A poll by the Pew Research Center compared common ideological terms. It demonstrated that progressive is the most positive political label in America. Conservative is the second most popular political brand. Liberal is substantially less popular, probably because many Americans think that a liberal favors the poor over the middle class.
This is not the only poll to draw the those conclusions. A few years ago, Lake Research Partners looked deeply into voters’ feelings about the term progressive. They found that Democrats, Republicans and persuadable voters all like a progressive candidate better than a liberal one. The biggest advantage in the progressive label comes from persuadables who are 13 points more favorable toward a progressive than a liberal candidate.
As long ago as 1978, I conducted a poll for a state senate candidate that found voters reacted much more favorably toward a candidate labeled progressive than one labeled liberal. But why?
In part, it’s because right wingers have tarnished “liberal.” In part, it’s because left-leaning groups have promoted “progressive.” There’s the Progressive Democrats of America and Progressive Change Campaign Committee. The slogan of the Center for American Progress is “Progressive Ideas for a Strong, Just and Free America.” Everyone now talks of “progressive values.” And of course, there is no Liberal Caucus in Congress—it’s called the Progressive Caucus.
This makes sense. Progressive sounds positive because it comes from the word progress. It gives the impression that progressives want to move forward, promote innovation and focus on the future—all popular ideas. Also, when progressive is compared side-by-side with conservative, we have an advantage because it sounds like pro versus con. On the other hand, the term liberal no longer benefits from the fact that it derives from the same Latin root as liberty and previously referred to laissez-faire policies. These days, nobody hears liberal and thinks of liberty—the word has lost its emotional center.
In the end, if you don’t label yourself, your opponents will label you. And in 2018 they will call you a “liberal,” a “socialist,” or something even farther afield.
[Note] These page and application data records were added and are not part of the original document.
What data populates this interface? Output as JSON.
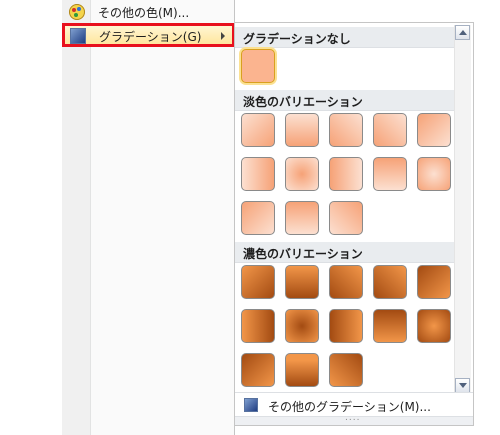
{
  "menu": {
    "items": [
      {
        "label": "その他の色(M)...",
        "icon": "color-palette-icon"
      },
      {
        "label": "グラデーション(G)",
        "icon": "gradient-icon",
        "has_submenu": true
      }
    ]
  },
  "submenu": {
    "none_header": "グラデーションなし",
    "light_header": "淡色のバリエーション",
    "dark_header": "濃色のバリエーション",
    "more_label": "その他のグラデーション(M)...",
    "grip": "....",
    "colors": {
      "none": "#fbb48f",
      "light_base": "#fbc2a5",
      "dark_base": "#e3762c",
      "selection": "#e8101d"
    }
  }
}
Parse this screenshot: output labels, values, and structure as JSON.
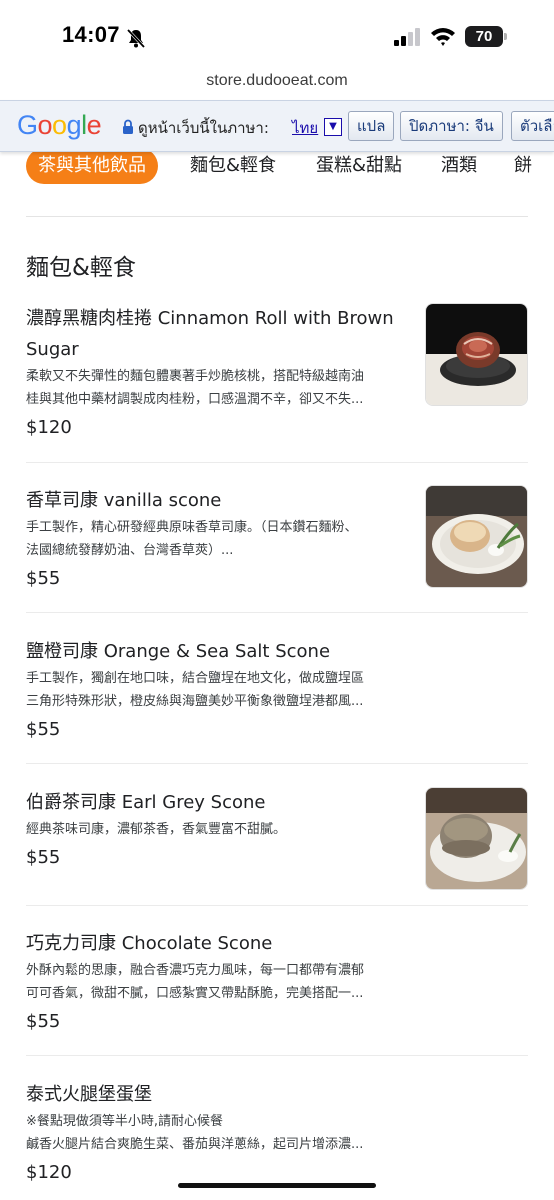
{
  "status": {
    "time": "14:07",
    "battery": "70"
  },
  "browser": {
    "url": "store.dudooeat.com"
  },
  "translate_bar": {
    "logo": "Google",
    "prompt": "ดูหน้าเว็บนี้ในภาษา:",
    "language": "ไทย",
    "translate_button": "แปล",
    "turn_off_button": "ปิดภาษา: จีน",
    "options_button": "ตัวเลือก"
  },
  "categories": [
    {
      "label": "茶與其他飲品",
      "active": true
    },
    {
      "label": "麵包&輕食",
      "active": false
    },
    {
      "label": "蛋糕&甜點",
      "active": false
    },
    {
      "label": "酒類",
      "active": false
    },
    {
      "label": "餅",
      "active": false
    }
  ],
  "section": {
    "title": "麵包&輕食"
  },
  "items": [
    {
      "name_line1": "濃醇黑糖肉桂捲 Cinnamon Roll with Brown",
      "name_line2": "Sugar",
      "desc_line1": "柔軟又不失彈性的麵包體裹著手炒脆核桃，搭配特級越南油",
      "desc_line2": "桂與其他中藥材調製成肉桂粉，口感溫潤不辛，卻又不失...",
      "price": "$120",
      "photo": "cinnamon-roll"
    },
    {
      "name_line1": "香草司康 vanilla scone",
      "desc_line1": "手工製作，精心研發經典原味香草司康。（日本鑽石麵粉、",
      "desc_line2": "法國總統發酵奶油、台灣香草莢）...",
      "price": "$55",
      "photo": "vanilla-scone"
    },
    {
      "name_line1": "鹽橙司康 Orange & Sea Salt Scone",
      "desc_line1": "手工製作，獨創在地口味，結合鹽埕在地文化，做成鹽埕區",
      "desc_line2": "三角形特殊形狀，橙皮絲與海鹽美妙平衡象徵鹽埕港都風...",
      "price": "$55"
    },
    {
      "name_line1": "伯爵茶司康 Earl Grey Scone",
      "desc_line1": "經典茶味司康，濃郁茶香，香氣豐富不甜膩。",
      "price": "$55",
      "photo": "earl-grey-scone"
    },
    {
      "name_line1": "巧克力司康 Chocolate Scone",
      "desc_line1": "外酥內鬆的思康，融合香濃巧克力風味，每一口都帶有濃郁",
      "desc_line2": "可可香氣，微甜不膩，口感紮實又帶點酥脆，完美搭配一...",
      "price": "$55"
    },
    {
      "name_line1": "泰式火腿堡蛋堡",
      "desc_line1": "※餐點現做須等半小時,請耐心候餐",
      "desc_line2": "鹹香火腿片結合爽脆生菜、番茄與洋蔥絲，起司片增添濃...",
      "price": "$120"
    }
  ],
  "colors": {
    "accent": "#f57f17",
    "text": "#202124",
    "translate_bg": "#eef2f8"
  }
}
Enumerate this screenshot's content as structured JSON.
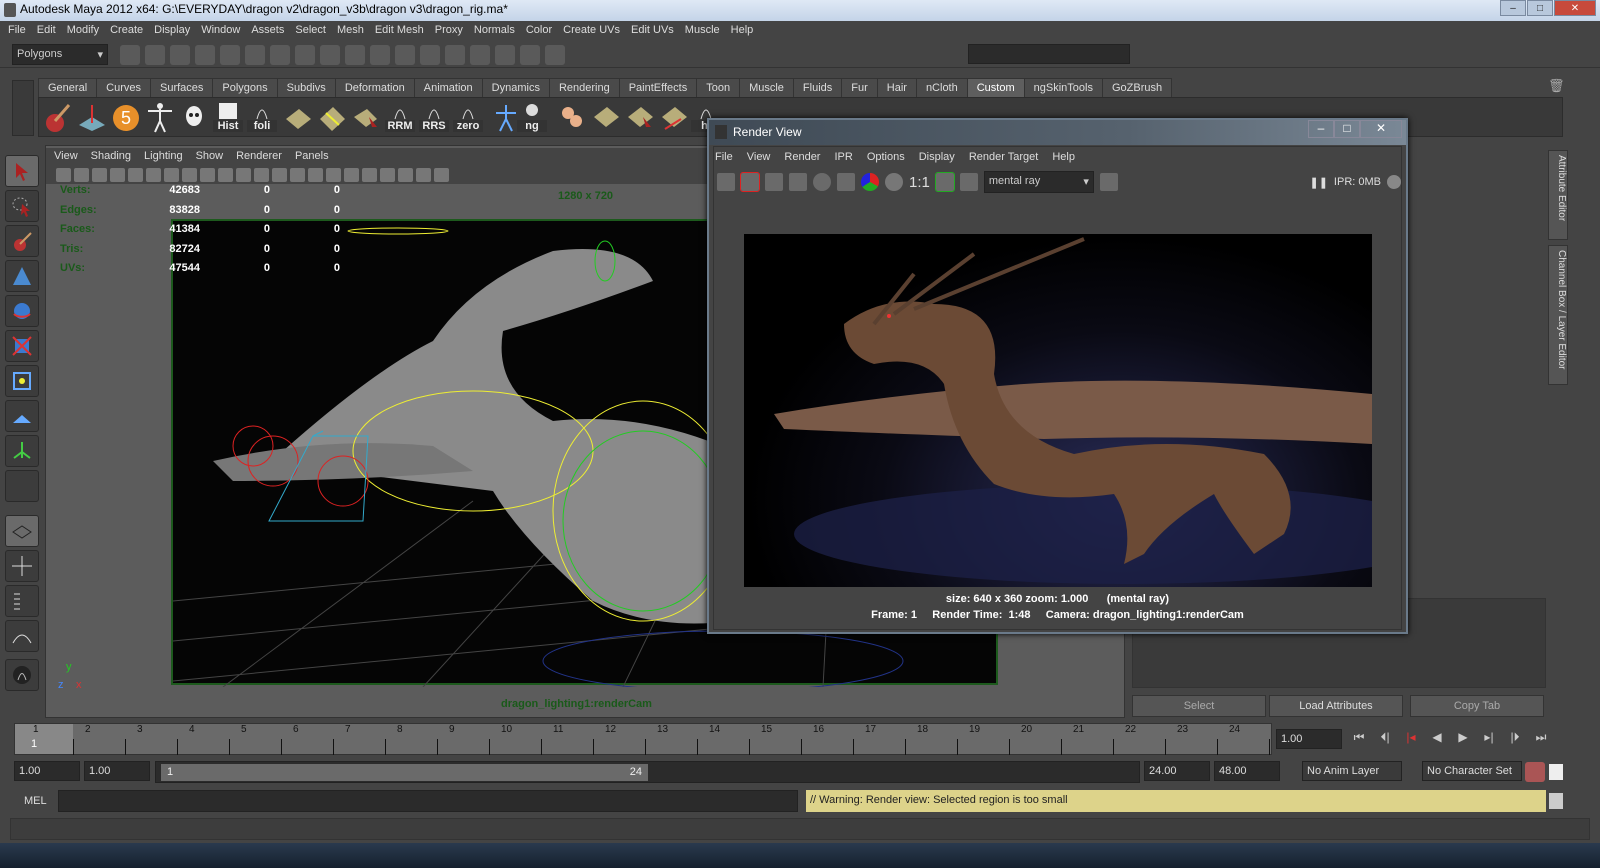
{
  "window": {
    "title": "Autodesk Maya 2012 x64: G:\\EVERYDAY\\dragon v2\\dragon_v3b\\dragon v3\\dragon_rig.ma*",
    "min": "‒",
    "max": "□",
    "close": "✕"
  },
  "menubar": [
    "File",
    "Edit",
    "Modify",
    "Create",
    "Display",
    "Window",
    "Assets",
    "Select",
    "Mesh",
    "Edit Mesh",
    "Proxy",
    "Normals",
    "Color",
    "Create UVs",
    "Edit UVs",
    "Muscle",
    "Help"
  ],
  "statusline": {
    "menuset": "Polygons"
  },
  "shelf": {
    "tabs": [
      "General",
      "Curves",
      "Surfaces",
      "Polygons",
      "Subdivs",
      "Deformation",
      "Animation",
      "Dynamics",
      "Rendering",
      "PaintEffects",
      "Toon",
      "Muscle",
      "Fluids",
      "Fur",
      "Hair",
      "nCloth",
      "Custom",
      "ngSkinTools",
      "GoZBrush"
    ],
    "active": "Custom",
    "labels": {
      "hist": "Hist",
      "foli": "foli",
      "rrm": "RRM",
      "rrs": "RRS",
      "zero": "zero",
      "ng": "ng",
      "hi": "hi"
    }
  },
  "viewport": {
    "menu": [
      "View",
      "Shading",
      "Lighting",
      "Show",
      "Renderer",
      "Panels"
    ],
    "hud": [
      {
        "k": "Verts:",
        "v": "42683",
        "a": "0",
        "b": "0"
      },
      {
        "k": "Edges:",
        "v": "83828",
        "a": "0",
        "b": "0"
      },
      {
        "k": "Faces:",
        "v": "41384",
        "a": "0",
        "b": "0"
      },
      {
        "k": "Tris:",
        "v": "82724",
        "a": "0",
        "b": "0"
      },
      {
        "k": "UVs:",
        "v": "47544",
        "a": "0",
        "b": "0"
      }
    ],
    "resolution": "1280 x 720",
    "camera": "dragon_lighting1:renderCam",
    "axis": {
      "y": "y",
      "z": "z",
      "x": "x"
    }
  },
  "renderview": {
    "title": "Render View",
    "menu": [
      "File",
      "View",
      "Render",
      "IPR",
      "Options",
      "Display",
      "Render Target",
      "Help"
    ],
    "ratio": "1:1",
    "renderer": "mental ray",
    "ipr": "IPR: 0MB",
    "info1": "size: 640 x 360 zoom: 1.000      (mental ray)",
    "info2": "Frame: 1     Render Time:  1:48     Camera: dragon_lighting1:renderCam"
  },
  "attr": {
    "select": "Select",
    "load": "Load Attributes",
    "copy": "Copy Tab",
    "tabs": [
      "Attribute Editor",
      "Channel Box / Layer Editor"
    ]
  },
  "timeline": {
    "frames": [
      "1",
      "2",
      "3",
      "4",
      "5",
      "6",
      "7",
      "8",
      "9",
      "10",
      "11",
      "12",
      "13",
      "14",
      "15",
      "16",
      "17",
      "18",
      "19",
      "20",
      "21",
      "22",
      "23",
      "24"
    ],
    "current": "1",
    "current_field": "1.00"
  },
  "range": {
    "start": "1.00",
    "start2": "1.00",
    "slider_start": "1",
    "slider_end": "24",
    "end": "24.00",
    "end2": "48.00",
    "anim_layer": "No Anim Layer",
    "char_set": "No Character Set"
  },
  "command": {
    "label": "MEL",
    "result": "// Warning: Render view: Selected region is too small"
  },
  "colors": {
    "accent": "#5e5e5e",
    "hud_green": "#1a5a1a",
    "warning_bg": "#ddd38a"
  }
}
Progressive is popular, and more important, it’s not polarizing. Besides, we should be happy to be asked the question, “What is a progressive, anyway?” That gives us the chance to talk about our progressive values: freedom, opportunity and security for all.